▶ [Task] Using the data beneath, show every line that includes the word "Authorized".

(Interface dataset entries)
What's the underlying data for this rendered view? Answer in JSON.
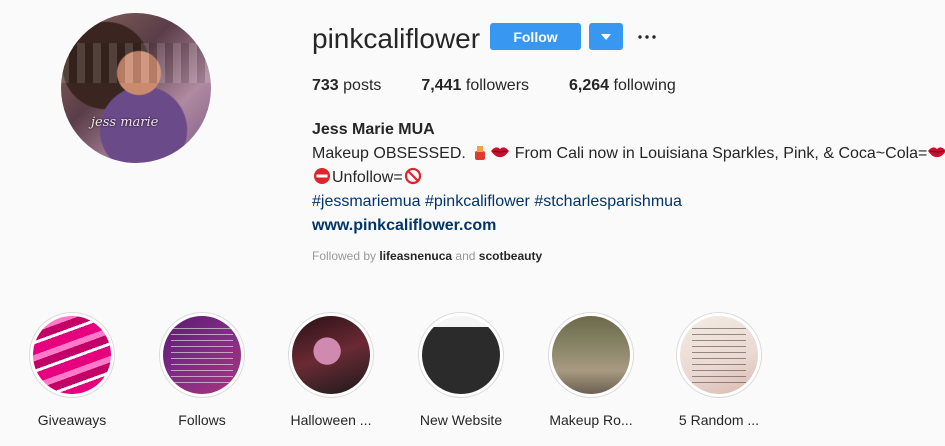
{
  "profile": {
    "username": "pinkcaliflower",
    "avatar_watermark": "jess marie",
    "follow_label": "Follow",
    "dropdown_icon": "caret-down-icon",
    "more_icon": "ellipsis-icon",
    "accent_color": "#3897f0"
  },
  "stats": {
    "posts_count": "733",
    "posts_label": " posts",
    "followers_count": "7,441",
    "followers_label": " followers",
    "following_count": "6,264",
    "following_label": " following"
  },
  "bio": {
    "full_name": "Jess Marie MUA",
    "line1_a": "Makeup OBSESSED. ",
    "line1_b": " From Cali now in Louisiana Sparkles, Pink, & Coca~Cola=",
    "line2": "Unfollow=",
    "hashtags": [
      "#jessmariemua",
      "#pinkcaliflower",
      "#stcharlesparishmua"
    ],
    "website": "www.pinkcaliflower.com"
  },
  "followed_by": {
    "prefix": "Followed by ",
    "user1": "lifeasnenuca",
    "joiner": " and ",
    "user2": "scotbeauty"
  },
  "highlights": [
    {
      "label": "Giveaways"
    },
    {
      "label": "Follows"
    },
    {
      "label": "Halloween ..."
    },
    {
      "label": "New Website"
    },
    {
      "label": "Makeup Ro..."
    },
    {
      "label": "5 Random ..."
    }
  ]
}
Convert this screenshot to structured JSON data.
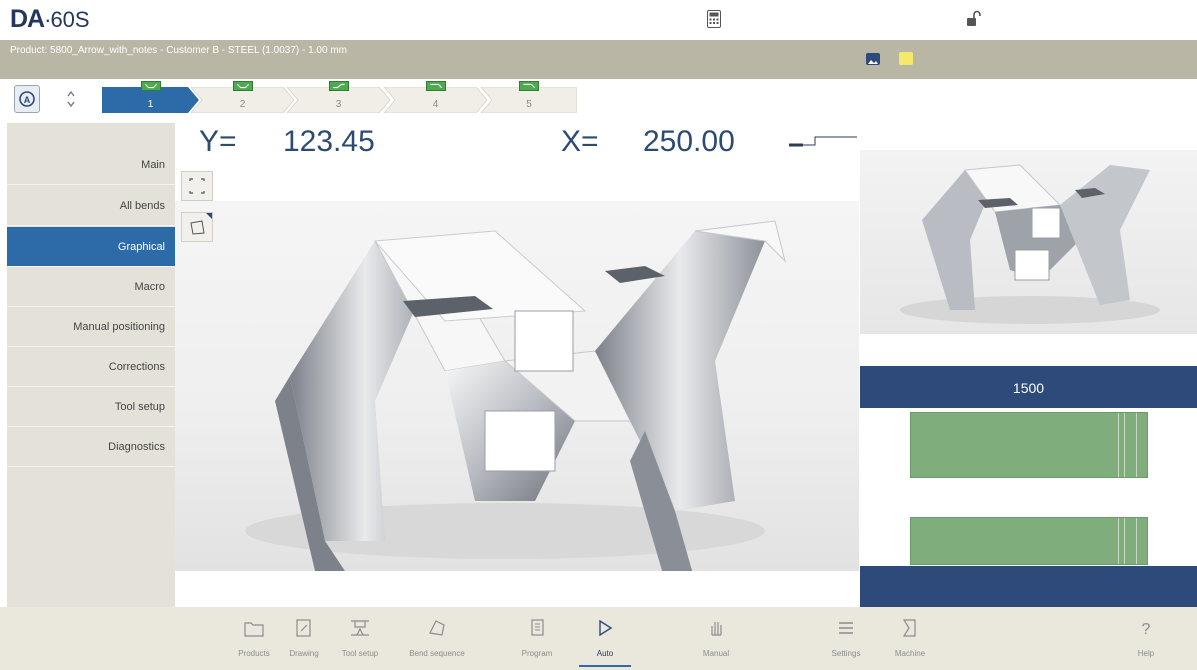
{
  "brand": {
    "logo_main": "DA",
    "logo_dot": "·",
    "logo_model": "60S"
  },
  "topbar": {
    "calculator_icon": "calculator-icon",
    "lock_icon": "unlocked-padlock-icon"
  },
  "product": {
    "text": "Product: 5800_Arrow_with_notes - Customer B - STEEL (1.0037) - 1.00 mm"
  },
  "bends": {
    "active": 0,
    "tabs": [
      {
        "num": "1"
      },
      {
        "num": "2"
      },
      {
        "num": "3"
      },
      {
        "num": "4"
      },
      {
        "num": "5"
      }
    ]
  },
  "menu": {
    "items": [
      {
        "label": "Main"
      },
      {
        "label": "All bends"
      },
      {
        "label": "Graphical",
        "active": true
      },
      {
        "label": "Macro"
      },
      {
        "label": "Manual positioning"
      },
      {
        "label": "Corrections"
      },
      {
        "label": "Tool setup"
      },
      {
        "label": "Diagnostics"
      }
    ]
  },
  "positions": {
    "y_label": "Y=",
    "y_value": "123.45",
    "x_label": "X=",
    "x_value": "250.00"
  },
  "machine_view": {
    "length": "1500"
  },
  "colors": {
    "accent": "#2d6aa8",
    "navy": "#2d4a7a",
    "product_bar": "#bab6a6",
    "menu_bg": "#e3e1d8",
    "tool_green": "#7fae7c",
    "bend_green": "#4daa50"
  },
  "nav": {
    "items": [
      {
        "label": "Products",
        "icon": "folder-icon"
      },
      {
        "label": "Drawing",
        "icon": "pencil-icon"
      },
      {
        "label": "Tool setup",
        "icon": "tool-setup-icon"
      },
      {
        "label": "Bend sequence",
        "icon": "bend-sequence-icon"
      },
      {
        "label": "Program",
        "icon": "program-icon"
      },
      {
        "label": "Auto",
        "icon": "play-icon",
        "active": true
      },
      {
        "label": "Manual",
        "icon": "hand-icon"
      },
      {
        "label": "Settings",
        "icon": "list-icon"
      },
      {
        "label": "Machine",
        "icon": "machine-icon"
      },
      {
        "label": "Help",
        "icon": "help-icon"
      }
    ]
  }
}
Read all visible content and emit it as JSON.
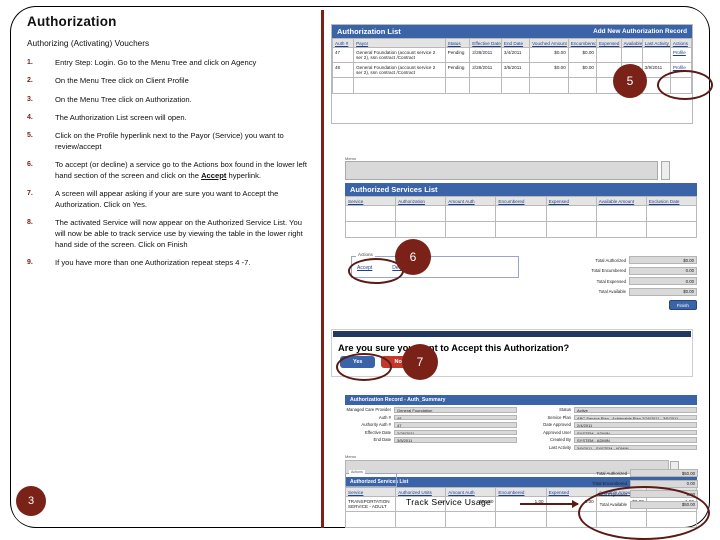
{
  "slide": {
    "title": "Authorization",
    "subtitle": "Authorizing (Activating) Vouchers",
    "steps": [
      {
        "num": "1.",
        "text": "Entry Step: Login. Go to the Menu Tree and click on Agency"
      },
      {
        "num": "2.",
        "text": "On the  Menu Tree click on Client Profile"
      },
      {
        "num": "3.",
        "text": "On the Menu Tree click on Authorization."
      },
      {
        "num": "4.",
        "text": "The Authorization List screen will open."
      },
      {
        "num": "5.",
        "text": "Click on the Profile hyperlink next to the Payor (Service) you want to review/accept"
      },
      {
        "num": "6a",
        "text": "To accept (or decline) a service go to the Actions box found in the lower left hand section of the screen and click on the "
      },
      {
        "num": "6b",
        "text": "Accept"
      },
      {
        "num": "6c",
        "text": " hyperlink."
      },
      {
        "num": "7.",
        "text": "A  screen will appear asking if your are sure you want to Accept the Authorization.  Click on Yes."
      },
      {
        "num": "8.",
        "text": "The activated Service will now appear on the Authorized Service List.  You will now be able to track service use by viewing the table in the  lower right hand side of the screen. Click on Finish"
      },
      {
        "num": "9.",
        "text": "If you have more than one Authorization repeat steps 4 -7."
      }
    ],
    "step6_num": "6.",
    "callouts": {
      "three": "3",
      "five": "5",
      "six": "6",
      "seven": "7"
    },
    "accent_maroon": "#7A2218",
    "accent_blue": "#3A63A8"
  },
  "auth_list": {
    "header_title": "Authorization List",
    "add_link": "Add New Authorization Record",
    "columns": [
      "Auth #",
      "Payor",
      "Status",
      "Effective Date",
      "End Date",
      "Vouched Amount",
      "Encumbered",
      "Expensed",
      "Available",
      "Last Activity Date",
      "Actions"
    ],
    "rows": [
      {
        "auth": "47",
        "payor": "General Foundation (account service 2 ser 2), ssn contract /Contract",
        "status": "Pending",
        "eff": "2/28/2011",
        "end": "3/4/2011",
        "vouched": "$0.00",
        "encumbered": "$0.00",
        "expensed": "",
        "available": "",
        "last": "",
        "action": "Profile"
      },
      {
        "auth": "48",
        "payor": "General Foundation (account service 2 ser 2), ssn contract /Contract",
        "status": "Pending",
        "eff": "2/28/2011",
        "end": "3/5/2011",
        "vouched": "$0.00",
        "encumbered": "$0.00",
        "expensed": "",
        "available": "$0.00",
        "last": "3/9/2011",
        "action": "Profile"
      }
    ]
  },
  "services_list": {
    "header_title": "Authorized Services List",
    "memo_label": "Memo",
    "columns": [
      "Service",
      "Authorization",
      "Amount Auth",
      "Encumbered",
      "Expensed",
      "Available Amount",
      "Exclusion Date"
    ],
    "empty_rows": 3
  },
  "actions_panel": {
    "legend": "Actions",
    "accept_link": "Accept",
    "decline_link": "Decline",
    "totals": [
      {
        "label": "Total Authorized",
        "value": "$0.00"
      },
      {
        "label": "Total Encumbered",
        "value": "0.00"
      },
      {
        "label": "Total Expensed",
        "value": "0.00"
      },
      {
        "label": "Total Available",
        "value": "$0.00"
      }
    ],
    "finish_button": "Finish"
  },
  "confirm_dialog": {
    "question": "Are you sure you want to Accept this Authorization?",
    "yes": "Yes",
    "no": "No"
  },
  "detail_form": {
    "header_title": "Authorization Record - Auth_Summary",
    "left_fields": [
      {
        "label": "Managed Care Provider",
        "value": "General Foundation"
      },
      {
        "label": "Auth #",
        "value": "48"
      },
      {
        "label": "Authority Auth #",
        "value": "47"
      },
      {
        "label": "Effective Date",
        "value": "2/28/2011"
      },
      {
        "label": "End Date",
        "value": "3/5/2011"
      }
    ],
    "right_fields": [
      {
        "label": "Status",
        "value": "Active"
      },
      {
        "label": "Service Plan",
        "value": "ABC Service Plan - Achievable Plan 2/28/2011 - 3/5/2011"
      },
      {
        "label": "Date Approved",
        "value": "2/4/2011"
      },
      {
        "label": "Approved User",
        "value": "SYSTEM - ADMIN"
      },
      {
        "label": "Created By",
        "value": "SYSTEM - ADMIN"
      },
      {
        "label": "Last Activity",
        "value": "3/9/2011 - SYSTEM - ADMIN"
      }
    ],
    "memo_label": "Memo",
    "services_header": "Authorized Services List",
    "service_columns": [
      "Service",
      "Authorized Units",
      "Amount Auth",
      "Encumbered",
      "Expensed",
      "Available Amount",
      "Exclusion Date"
    ],
    "service_row": {
      "service": "TRANSPORTATION SERVICE - ADULT",
      "units": "1",
      "amount": "$50.00",
      "encumbered": "1.00",
      "expensed": "0.00",
      "available": "$0.00",
      "exclusion": "1.00"
    },
    "actions_legend": "Actions",
    "totals": [
      {
        "label": "Total Authorized",
        "value": "$50.00"
      },
      {
        "label": "Total Encumbered",
        "value": "0.00"
      },
      {
        "label": "Total Expensed",
        "value": "0.00"
      },
      {
        "label": "Total Available",
        "value": "$50.00"
      }
    ],
    "caption": "Track Service Usage"
  }
}
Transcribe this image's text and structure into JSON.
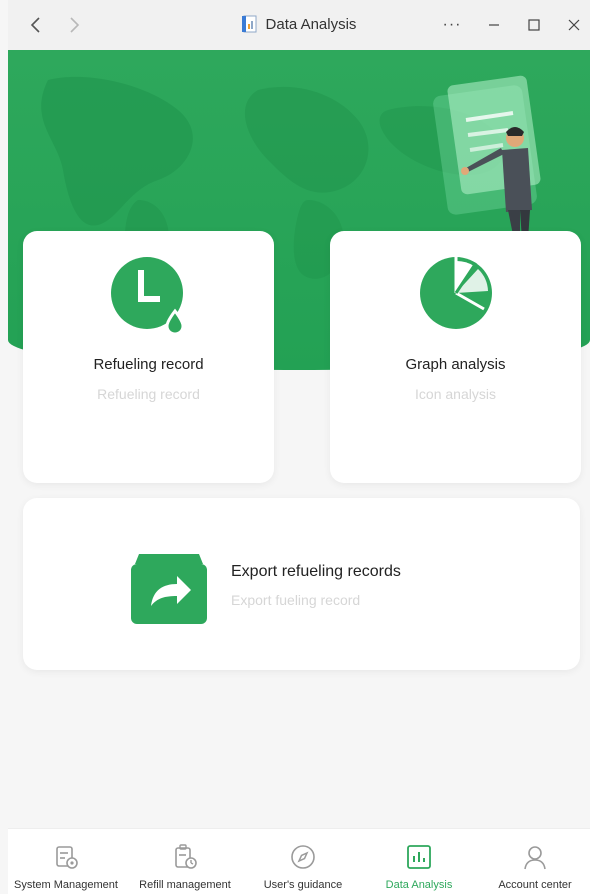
{
  "window": {
    "title": "Data Analysis",
    "more_label": "···"
  },
  "cards": [
    {
      "title": "Refueling record",
      "subtitle": "Refueling record"
    },
    {
      "title": "Graph analysis",
      "subtitle": "Icon analysis"
    }
  ],
  "export_card": {
    "title": "Export refueling records",
    "subtitle": "Export fueling record"
  },
  "bottom_nav": {
    "items": [
      {
        "label": "System Management",
        "icon": "system-management-icon",
        "active": false
      },
      {
        "label": "Refill management",
        "icon": "refill-management-icon",
        "active": false
      },
      {
        "label": "User's guidance",
        "icon": "compass-icon",
        "active": false
      },
      {
        "label": "Data Analysis",
        "icon": "bar-chart-icon",
        "active": true
      },
      {
        "label": "Account center",
        "icon": "user-icon",
        "active": false
      }
    ]
  },
  "colors": {
    "accent": "#2ea85c",
    "hero": "#23a154",
    "muted_text": "#d6d6d6"
  }
}
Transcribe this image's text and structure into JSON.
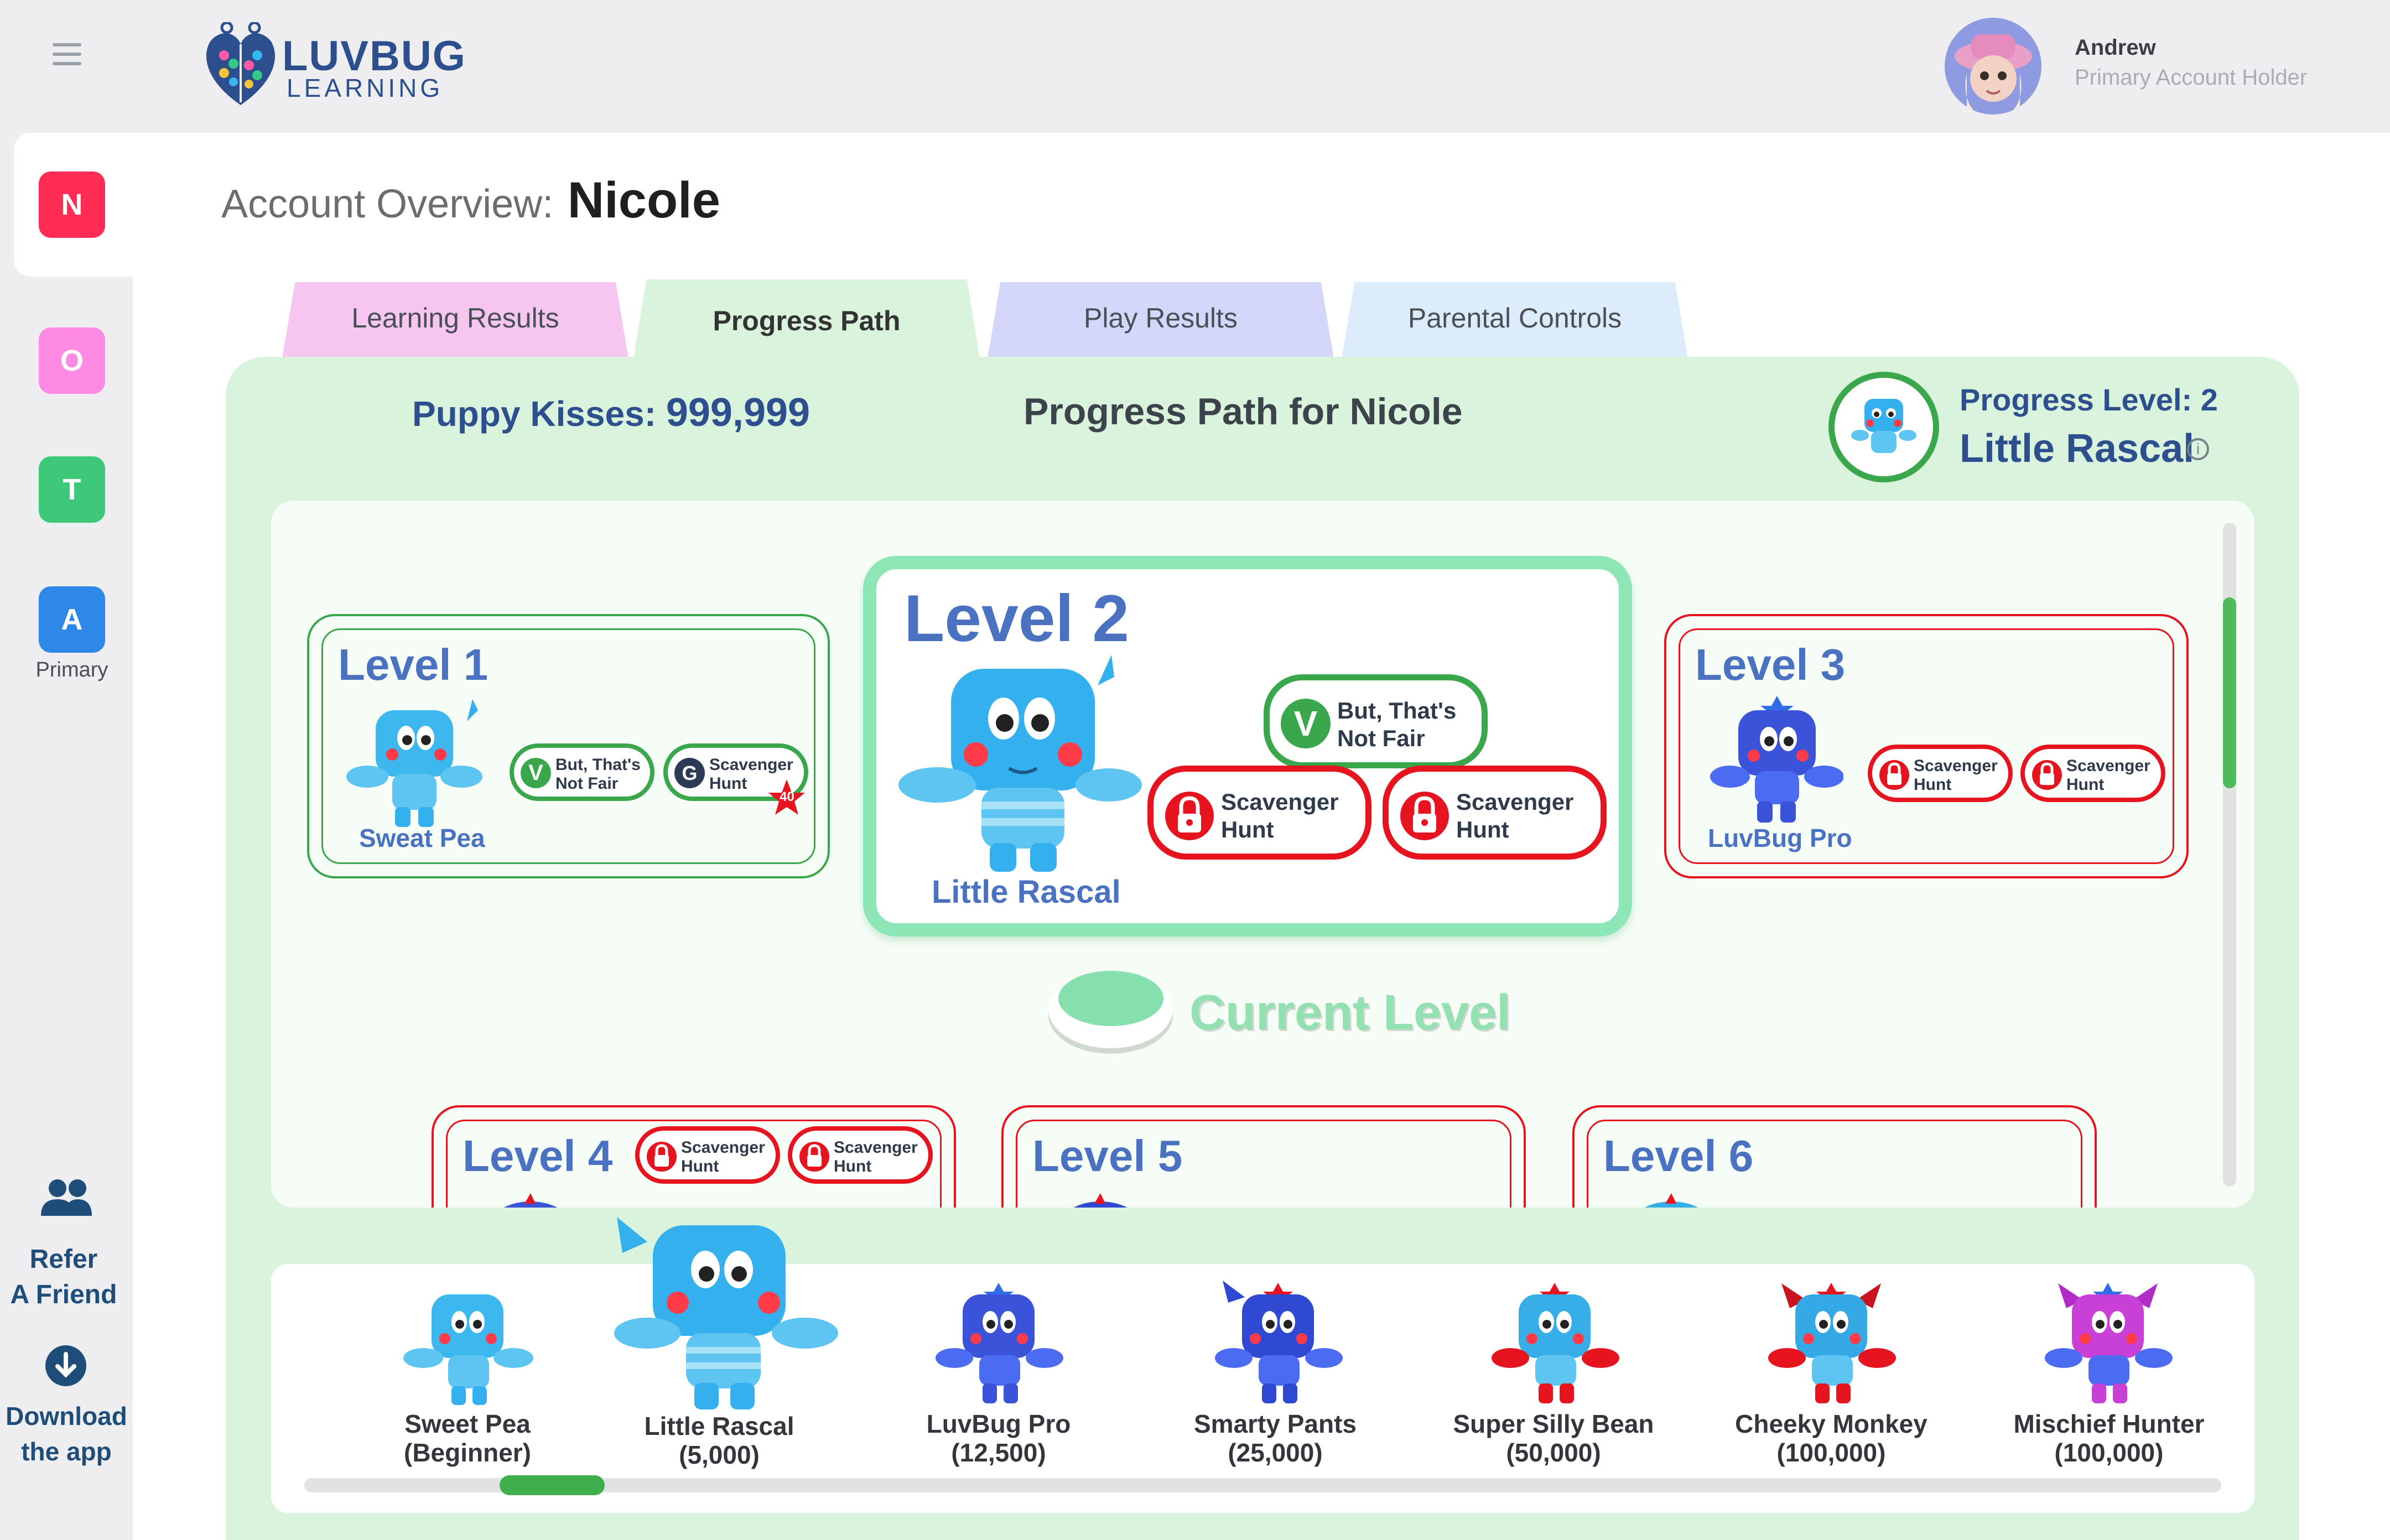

▶ [Solution to the problem]
        "text": "The activated Service will now appear on the Authorized Service List.  You will now be able to track service use by viewing the table in the  lower right hand side of the screen. Click on Finish"
    "header_title": "Authorized Services List",
        "label": "Total Authorized",
    "services_header": "Authorized Services List",
      "Authorized Units",
        "label": "Total Authorized",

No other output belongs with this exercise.